5 Mar 08 19:46
Sure the active, passive and at rest pressures for a granular material are based upon the friction angle.  The higher the friction angle, the lower the active earth pressure coefficient.  But this doesn't dispute rankine theory, it is rankine theory.
singingk (Geotechnical)
11 Mar 08 12:04
If fill (also gravel) is compacted behind a retaining wall, additional earth pressure resulting from the compaction shall be considered in geotechnical analysis. Have a look for the respective approaches.
Helpful Member!  oldestguy (Geotechnical)
21 Mar 08 19:31
Here is a tip.

Having measured pressure against high structure (not a wall capable of movement), I found that compacting earth (sand) near the wall will impose much higher pressures than those which the Rankine theory would predict.

In order to get those "at rest" or "active" pressures there has to develop some shearing effect in the backfill, with the wall moving some.  In my case the wall didn't move.

The situation was resolved by requiring compactors to stay at about 2 feet away from the wall leaving a loose zone next to the wall.  That was, in effect, a cushion that would give some and allow the active condition to develop in the compacted fill nearby.  That loose zone did not settle, since it then hangs up on the wall on one side and the compacted fill on the other side.

msucog (Civil/Environmental)
21 Mar 08 21:27
we recommend using small mechanical hand tamps behind walls for a few feet unless the wall is designed to withstand heavy compaction equipment near the front of it. we have seen issues with certain wall types where the backfill material near the wall face were left relatively loose and settled over time...and eventually caused additional issues that snowballed in to signficant problems. i personally don't suggest that any loosely placed material be left in place. i have also seen instances where the area right behind the wall (that was not well compacted) became saturated...this would seem to me to be a much bigger issue than having to carefully compact the material or design for the necessary compaction effort. if using free draining aggregate then the area is kept from becoming saturated but densification is still necessary to avoid long term settlement related issues.
BigH (Geotechnical)
21 Mar 08 22:08
I would never run a heavy roller against the back of a retaining wall - we always recommend to stay 5 ft (1.5m) away with smaller equipment up agasint the wall.  Basically the lateral earth pressures are higher with higher compaction (and more so with heavier equipment) is due to residual horizontal stresses in the material.  The compaction is leaving the soil "overconsolidated" and the lateral stresses are left from the "removed" vertical pressures.  Suggest you read Section 6.5 of Fang's Foundation Engineering Handbook (2nd Edition) (original was Winterkorn and Fang).  This has a nice explanation of effects on earth pressures due to compaction and shows ways to compute.  Also, Terzaghi Peck and Mesri discusses it to a degree in their book.  The residual stresses are very important for non-yielding walls.  T&PM indicate that with only a very little movement of the wall, the residual stresses will dissipate and approach the active values.
MSEMan (Geotechnical)
26 Mar 08 23:16
The engineering issue with compaction was developed in a paper by Ingold, very often referenced.  When you run compaction plant against a wall, you lock in a portion of the compaction stress since the wall is stiffer in the partially backfilled state then it is in the theoretical completed state.  Great paper google it.

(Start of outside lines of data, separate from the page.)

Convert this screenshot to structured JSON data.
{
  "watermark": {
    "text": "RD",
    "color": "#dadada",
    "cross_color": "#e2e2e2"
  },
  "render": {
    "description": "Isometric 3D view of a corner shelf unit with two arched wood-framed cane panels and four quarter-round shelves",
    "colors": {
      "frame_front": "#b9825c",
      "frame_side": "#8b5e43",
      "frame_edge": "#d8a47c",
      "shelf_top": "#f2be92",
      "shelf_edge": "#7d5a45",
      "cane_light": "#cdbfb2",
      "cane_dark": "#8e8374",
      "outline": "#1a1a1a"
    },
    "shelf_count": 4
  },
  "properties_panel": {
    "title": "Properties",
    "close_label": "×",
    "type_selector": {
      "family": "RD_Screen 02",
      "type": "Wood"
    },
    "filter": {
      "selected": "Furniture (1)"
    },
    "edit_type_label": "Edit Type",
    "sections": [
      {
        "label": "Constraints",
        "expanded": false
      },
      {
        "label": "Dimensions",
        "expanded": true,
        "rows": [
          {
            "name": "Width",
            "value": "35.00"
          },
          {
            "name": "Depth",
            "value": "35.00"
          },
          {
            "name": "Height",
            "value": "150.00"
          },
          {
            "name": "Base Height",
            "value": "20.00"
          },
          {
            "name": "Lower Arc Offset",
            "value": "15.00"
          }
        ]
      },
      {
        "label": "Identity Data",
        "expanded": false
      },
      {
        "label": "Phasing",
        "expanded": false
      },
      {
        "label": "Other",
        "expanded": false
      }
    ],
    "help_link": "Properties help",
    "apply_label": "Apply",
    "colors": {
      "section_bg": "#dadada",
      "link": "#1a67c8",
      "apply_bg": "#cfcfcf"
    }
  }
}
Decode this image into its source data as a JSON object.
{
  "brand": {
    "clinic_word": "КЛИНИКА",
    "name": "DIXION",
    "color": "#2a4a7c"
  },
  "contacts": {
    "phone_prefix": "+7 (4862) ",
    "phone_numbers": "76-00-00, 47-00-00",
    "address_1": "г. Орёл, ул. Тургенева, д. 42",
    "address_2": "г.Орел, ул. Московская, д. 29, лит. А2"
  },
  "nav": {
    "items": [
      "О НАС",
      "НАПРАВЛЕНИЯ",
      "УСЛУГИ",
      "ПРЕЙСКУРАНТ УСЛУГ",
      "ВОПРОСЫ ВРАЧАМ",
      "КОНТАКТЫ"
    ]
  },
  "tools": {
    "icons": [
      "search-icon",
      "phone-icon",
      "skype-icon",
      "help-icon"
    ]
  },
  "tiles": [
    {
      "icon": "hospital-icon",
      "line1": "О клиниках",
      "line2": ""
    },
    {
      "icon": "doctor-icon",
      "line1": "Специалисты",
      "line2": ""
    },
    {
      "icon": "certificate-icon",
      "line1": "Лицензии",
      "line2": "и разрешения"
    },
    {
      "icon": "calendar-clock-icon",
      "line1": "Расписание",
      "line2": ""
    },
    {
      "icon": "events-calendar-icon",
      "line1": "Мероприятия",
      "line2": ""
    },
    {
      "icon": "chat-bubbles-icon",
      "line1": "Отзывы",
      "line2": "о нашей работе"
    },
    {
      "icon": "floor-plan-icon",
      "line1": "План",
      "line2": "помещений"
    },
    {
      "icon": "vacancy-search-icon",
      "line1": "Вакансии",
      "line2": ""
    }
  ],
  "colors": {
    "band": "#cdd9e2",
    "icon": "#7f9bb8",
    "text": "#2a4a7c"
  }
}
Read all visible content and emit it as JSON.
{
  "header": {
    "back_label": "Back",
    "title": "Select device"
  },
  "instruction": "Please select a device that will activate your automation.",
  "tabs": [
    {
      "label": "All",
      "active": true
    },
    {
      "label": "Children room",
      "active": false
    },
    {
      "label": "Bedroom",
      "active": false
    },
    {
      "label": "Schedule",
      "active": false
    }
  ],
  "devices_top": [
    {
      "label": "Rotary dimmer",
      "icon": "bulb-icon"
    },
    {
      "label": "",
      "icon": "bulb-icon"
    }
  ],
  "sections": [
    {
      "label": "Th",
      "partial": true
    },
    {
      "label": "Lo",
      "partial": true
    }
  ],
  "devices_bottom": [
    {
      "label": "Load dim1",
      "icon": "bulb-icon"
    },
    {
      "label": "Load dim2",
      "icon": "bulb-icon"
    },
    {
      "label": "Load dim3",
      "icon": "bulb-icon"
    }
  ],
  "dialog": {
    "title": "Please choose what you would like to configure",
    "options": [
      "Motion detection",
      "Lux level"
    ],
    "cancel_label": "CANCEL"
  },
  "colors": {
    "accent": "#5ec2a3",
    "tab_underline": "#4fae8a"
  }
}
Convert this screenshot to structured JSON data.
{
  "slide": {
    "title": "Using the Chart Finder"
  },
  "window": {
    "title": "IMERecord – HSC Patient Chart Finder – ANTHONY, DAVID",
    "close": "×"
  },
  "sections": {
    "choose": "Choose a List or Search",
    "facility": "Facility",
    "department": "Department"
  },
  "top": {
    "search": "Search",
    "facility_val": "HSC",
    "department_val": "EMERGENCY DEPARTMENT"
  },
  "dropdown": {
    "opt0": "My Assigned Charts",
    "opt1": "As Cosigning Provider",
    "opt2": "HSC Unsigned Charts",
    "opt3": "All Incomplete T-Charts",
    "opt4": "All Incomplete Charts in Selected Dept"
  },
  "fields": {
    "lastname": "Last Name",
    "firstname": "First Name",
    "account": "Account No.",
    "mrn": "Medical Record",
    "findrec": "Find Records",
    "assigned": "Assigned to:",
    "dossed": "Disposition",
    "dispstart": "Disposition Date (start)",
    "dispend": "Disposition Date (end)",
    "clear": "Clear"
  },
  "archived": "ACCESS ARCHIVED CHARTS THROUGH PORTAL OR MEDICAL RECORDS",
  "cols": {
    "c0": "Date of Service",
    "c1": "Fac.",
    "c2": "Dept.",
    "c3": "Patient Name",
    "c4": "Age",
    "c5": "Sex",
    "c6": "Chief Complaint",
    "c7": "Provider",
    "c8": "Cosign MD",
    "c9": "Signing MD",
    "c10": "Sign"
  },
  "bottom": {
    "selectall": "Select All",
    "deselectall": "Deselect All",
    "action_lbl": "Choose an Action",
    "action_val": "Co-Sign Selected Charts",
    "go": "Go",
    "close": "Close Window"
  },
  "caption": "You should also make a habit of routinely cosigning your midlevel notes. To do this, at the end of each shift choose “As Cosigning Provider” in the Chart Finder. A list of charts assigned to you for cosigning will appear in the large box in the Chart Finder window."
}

Reply To This Thread

Posting in the Eng-Tips forums is a member-only feature.

Click Here to join Eng-Tips and talk with other members!

Close Box

Join Eng-Tips® Today!

Join your peers on the Internet's largest technical engineering professional community.
It's easy to join and it's free.

Here's Why Members Love Eng-Tips Forums:

Register now while it's still free!

Already a member? Close this window and log in.

Join Us             Close